Toxic chemical fires poison East Texas

By John Studer
June 12, 2023

Since the beginning of May there have been three fires at refineries and chemical plants near Houston, with one worker dead and over a dozen injured. Like the disaster in East Palestine, Ohio, these dangers are a product of the drive for profit by the bosses and the help they get from the government.

For years a string of fires, explosions and toxic releases have affected the highly industrial area near suburban Houston residential neighborhoods where many workers live.

On May 5 a massive heavy oil fire and black plume of particulates broke out at the Pemex-Shell complex in Deer Park, sending nine workers to the hospital. It took three days for area firefighters to finally extinguish the flames.
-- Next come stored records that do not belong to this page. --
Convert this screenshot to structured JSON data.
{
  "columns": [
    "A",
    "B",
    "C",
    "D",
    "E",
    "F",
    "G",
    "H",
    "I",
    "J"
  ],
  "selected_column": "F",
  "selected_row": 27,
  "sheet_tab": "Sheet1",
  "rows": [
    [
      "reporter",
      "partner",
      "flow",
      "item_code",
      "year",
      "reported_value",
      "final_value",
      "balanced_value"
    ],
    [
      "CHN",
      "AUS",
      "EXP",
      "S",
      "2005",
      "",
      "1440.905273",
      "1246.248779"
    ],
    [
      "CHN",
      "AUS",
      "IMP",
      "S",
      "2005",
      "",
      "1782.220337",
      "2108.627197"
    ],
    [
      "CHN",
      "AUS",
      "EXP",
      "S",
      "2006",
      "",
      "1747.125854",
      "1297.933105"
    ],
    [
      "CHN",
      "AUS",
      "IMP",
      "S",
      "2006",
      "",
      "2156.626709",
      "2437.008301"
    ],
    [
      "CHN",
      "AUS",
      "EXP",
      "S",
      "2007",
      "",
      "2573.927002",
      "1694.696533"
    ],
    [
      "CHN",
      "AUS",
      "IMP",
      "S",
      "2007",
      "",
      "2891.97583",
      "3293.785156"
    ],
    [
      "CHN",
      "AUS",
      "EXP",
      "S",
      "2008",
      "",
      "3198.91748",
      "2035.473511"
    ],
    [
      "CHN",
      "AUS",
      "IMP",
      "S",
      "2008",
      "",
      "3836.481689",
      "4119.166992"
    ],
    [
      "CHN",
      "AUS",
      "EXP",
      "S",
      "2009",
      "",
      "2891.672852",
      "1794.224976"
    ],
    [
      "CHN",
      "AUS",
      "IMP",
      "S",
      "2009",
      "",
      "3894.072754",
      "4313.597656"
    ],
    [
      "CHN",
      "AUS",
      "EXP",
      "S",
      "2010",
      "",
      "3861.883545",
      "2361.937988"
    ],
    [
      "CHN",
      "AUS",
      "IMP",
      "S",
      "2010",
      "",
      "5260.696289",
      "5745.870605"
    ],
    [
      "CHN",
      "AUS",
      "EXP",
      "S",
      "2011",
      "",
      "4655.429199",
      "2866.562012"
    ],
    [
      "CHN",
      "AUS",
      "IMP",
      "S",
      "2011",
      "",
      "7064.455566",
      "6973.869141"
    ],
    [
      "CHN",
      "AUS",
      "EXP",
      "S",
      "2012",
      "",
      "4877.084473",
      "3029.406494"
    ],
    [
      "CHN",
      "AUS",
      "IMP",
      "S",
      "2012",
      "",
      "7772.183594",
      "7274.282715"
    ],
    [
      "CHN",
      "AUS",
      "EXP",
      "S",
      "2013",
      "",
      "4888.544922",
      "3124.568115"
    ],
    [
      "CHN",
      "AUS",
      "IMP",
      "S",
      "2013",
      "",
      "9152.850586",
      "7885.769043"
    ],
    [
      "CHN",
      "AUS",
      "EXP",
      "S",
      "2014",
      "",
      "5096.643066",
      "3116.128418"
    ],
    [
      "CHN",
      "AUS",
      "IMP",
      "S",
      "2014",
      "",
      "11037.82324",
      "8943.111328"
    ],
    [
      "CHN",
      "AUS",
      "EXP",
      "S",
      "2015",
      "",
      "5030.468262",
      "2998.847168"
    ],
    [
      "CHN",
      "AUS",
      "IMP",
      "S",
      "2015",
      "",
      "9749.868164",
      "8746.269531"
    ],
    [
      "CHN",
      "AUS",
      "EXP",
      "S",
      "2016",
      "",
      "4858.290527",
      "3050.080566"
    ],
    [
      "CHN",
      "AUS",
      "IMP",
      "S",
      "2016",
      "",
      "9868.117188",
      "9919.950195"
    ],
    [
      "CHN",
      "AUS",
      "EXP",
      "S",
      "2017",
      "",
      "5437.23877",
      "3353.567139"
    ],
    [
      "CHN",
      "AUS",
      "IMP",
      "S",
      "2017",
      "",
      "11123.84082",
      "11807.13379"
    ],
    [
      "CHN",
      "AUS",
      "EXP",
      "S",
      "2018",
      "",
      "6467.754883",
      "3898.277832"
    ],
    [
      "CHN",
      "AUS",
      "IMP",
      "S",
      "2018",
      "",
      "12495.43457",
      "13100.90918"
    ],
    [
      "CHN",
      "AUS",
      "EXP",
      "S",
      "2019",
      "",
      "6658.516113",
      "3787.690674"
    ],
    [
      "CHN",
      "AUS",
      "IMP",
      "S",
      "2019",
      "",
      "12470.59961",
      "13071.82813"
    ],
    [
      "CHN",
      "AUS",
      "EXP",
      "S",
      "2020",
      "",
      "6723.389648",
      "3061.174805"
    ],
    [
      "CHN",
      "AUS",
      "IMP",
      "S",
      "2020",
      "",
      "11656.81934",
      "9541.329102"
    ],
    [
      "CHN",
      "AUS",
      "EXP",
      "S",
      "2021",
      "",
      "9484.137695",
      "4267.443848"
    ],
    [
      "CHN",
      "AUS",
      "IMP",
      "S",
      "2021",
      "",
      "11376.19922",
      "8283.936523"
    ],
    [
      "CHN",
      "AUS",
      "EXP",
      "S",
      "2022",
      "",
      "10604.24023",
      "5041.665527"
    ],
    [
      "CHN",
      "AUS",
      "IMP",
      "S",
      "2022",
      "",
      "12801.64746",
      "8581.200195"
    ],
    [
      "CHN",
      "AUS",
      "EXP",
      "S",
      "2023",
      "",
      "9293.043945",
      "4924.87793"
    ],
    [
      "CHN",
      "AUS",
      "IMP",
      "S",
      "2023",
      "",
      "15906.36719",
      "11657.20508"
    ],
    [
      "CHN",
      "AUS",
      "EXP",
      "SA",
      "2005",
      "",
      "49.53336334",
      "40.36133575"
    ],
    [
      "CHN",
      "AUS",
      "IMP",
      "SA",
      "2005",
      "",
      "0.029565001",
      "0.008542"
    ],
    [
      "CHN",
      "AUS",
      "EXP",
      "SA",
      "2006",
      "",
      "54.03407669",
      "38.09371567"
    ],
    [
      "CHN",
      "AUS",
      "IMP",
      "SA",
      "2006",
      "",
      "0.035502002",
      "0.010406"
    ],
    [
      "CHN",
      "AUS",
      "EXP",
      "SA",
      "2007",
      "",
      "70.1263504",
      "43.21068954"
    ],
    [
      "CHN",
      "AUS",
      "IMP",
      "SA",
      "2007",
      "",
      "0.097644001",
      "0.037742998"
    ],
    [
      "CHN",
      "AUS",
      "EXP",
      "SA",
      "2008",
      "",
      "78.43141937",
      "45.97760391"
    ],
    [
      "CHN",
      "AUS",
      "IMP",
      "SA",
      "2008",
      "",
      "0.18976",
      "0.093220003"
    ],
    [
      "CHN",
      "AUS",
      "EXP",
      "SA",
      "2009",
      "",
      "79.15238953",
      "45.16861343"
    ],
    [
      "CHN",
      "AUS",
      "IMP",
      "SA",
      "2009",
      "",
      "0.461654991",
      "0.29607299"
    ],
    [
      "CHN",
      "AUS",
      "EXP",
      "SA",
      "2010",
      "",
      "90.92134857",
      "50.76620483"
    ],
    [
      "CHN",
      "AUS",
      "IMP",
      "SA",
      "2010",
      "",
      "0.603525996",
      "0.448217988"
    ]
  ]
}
Black plumes over a chemical fire, there as well as in East Palestine, mean that chemical particles settle down in nearby working-class neighborhoods. The Deer Park fire burned olefins, which include the carcinogen 1,3-butadiene.

A week later a Marathon Petroleum plant fire erupted in Texas City, 40 miles away. One worker was killed, the second worker to die there this year. Government and Marathon officials claimed the fires “were not cause for concern”!

A fire broke out May 17 at Valero West Refinery in Corpus Christi, shooting another chemical plume into the air.

“I have grown up here and watched neighborhoods near the refineries become too toxic to live in and people forced to leave their homes,” Kristina Land from Corpus Christi told the Washington Post. “Our local government doesn’t ever want us to know how bad things really are,” she said. “They just sweep everything under the rug and never talk about it again.”

The fire at Shell in Deer Park happened a day after a public Texas Commission on Environmental Quality hearing at the high school gym there. Dozens of angry residents came to demand state action regarding the massive 2019 leak and fire at an Intercontinental Terminals Company tank farm that blanketed the area with toxic chemicals.

ITC is seeking a renewal of its operating permit, the subject of the hearing, but organizers barred questions about the 2019 fire as “not within the scope” of the meeting.

That smoke plume hung over the area for three days. Residents were ordered to shelter in place, the Houston Ship Channel was shut down and millions of gallons of hazardous material, including the carcinogen benzene, spilled on the ground and leaked into area waterways. No government action was ever taken on this disaster.

While Texas has some regulations concerning underground storage facilities, aboveground tanks are exempt.

ITC is owned by the Mitsui Group. The only penalty the bosses ever paid was $900,000 in 2021 to settle a lawsuit from Harris County, which includes Houston and Deer Park. That figure was .01% of the $7.39 billion profit Mitsui made that year, the Texas Tribune pointed out.

These — and worse — disasters are inevitable as long as the capitalist rulers’ thirst for profits drives the economy. More ITCs, more East Palestines. Workers must use the unions to impose workers control over production and planning.